Another excellent choice of lure for bass fishing in the rain is frogs. It makes sense to use a topwater frog when fishing in weedy areas. If you think there might be frogs hanging out in the tall grass or under hanging trees along the shore, search those areas.
Make sure your presentation is free of weeds because you’ll want to pitch your frog right into the grass if possible. Otherwise, you risk getting stuck.
By retrieving slowly and pausing for a moment in between, you can induce movement in the frog. Casting parallel to the shoreline is the best course of action in this situation, giving shore anglers the upper hand. That’s what I advise doing if you can properly maneuver your boat.
Find the Bass-guarding Beds
Bass will be watching over their beds, especially during pre-spawn and spawn in the early spring. Though you may be doing everything else that you know you should be doing during this time, you might still have trouble getting them to bite. When that occurs, you’ll want to find the beds by keeping an eye out for any deviations from the norm.
It’s usually a sign that something needs to be done if you notice some weed beds that appear to have been ruffled or pushed down. While it is pouring heavily outside, I’ll take a Texas-rigged worm and drop it right into that opening.
Because you need to hit them square in the nose and enrage them severely enough to earn a strike, make sure it’s a bright color.
Lures for Bass Fishing in the Rain
The best lures and bass fishing techniques to use when fishing in the rain will be discussed in more detail now that we’ve briefly touched on them in some of the earlier sections.
Further Reading: 6 Best Braid For Bass Fishing: Fish More Bass!
- Spinnerbaits – Because of the dropping barometric pressure and the fact that bass will go after a fight in these conditions, spinners are by far the best lure to use when it is raining. The best chance you have is with something a little lighter than you would typically pick, and make sure you’re working it quickly.
- Topwater Frogs – Frogs are great, and these work especially well if you can access areas where you wouldn’t typically fish. I’m a huge fan of frogs. I would advise using these, sizing up the presentation a little because the bass will feel a little bit more daring than usual, giving the extra energy.

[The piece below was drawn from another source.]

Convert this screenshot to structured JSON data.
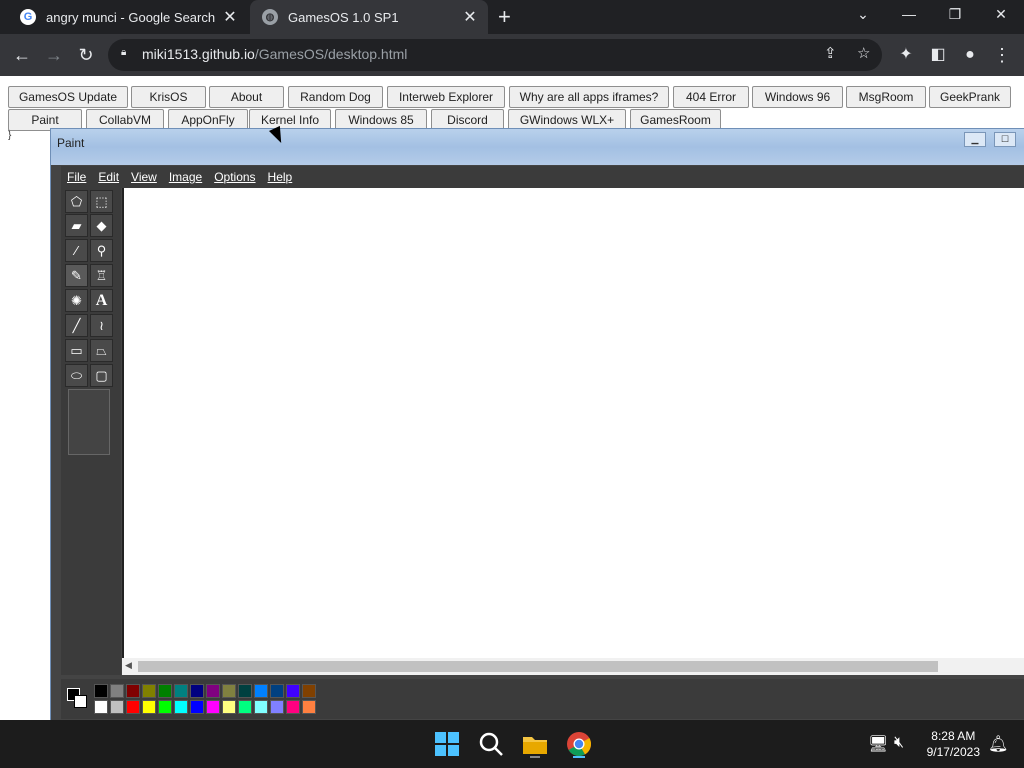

You should toss your frog right in and work it using a stop-and-go technique if you can locate a weed bed or an area where runoff drains into some dense cover.
- Worms – When the bass is feeding, I believe worms are always a better option than jigs because you can work them quickly and they’re adaptable enough to be used for a variety of situations.
After the Rain Subsides
You’ll notice that fish activity significantly decreases after thunderstorms, especially. Your bottom contact will be most helpful at this point when you’ll need to significantly slow down your approach.
You want to hang out in these areas because they are where worms, grubs, and other small prey items are washed into the water from the bank and from the trees. You should use more natural colors in clear water, but Junebug soft plastics in black and other dark hues will work best in muddy water.
Conclusion: Fish More Bass!
Gaining mastery of the art and science of bass fishing requires knowledge of how to fish for bass before, during, and after a storm. There is a place for you in the world of bass fishing, whether you are a total beginner, a weekend warrior, or a pro-level tournament angler.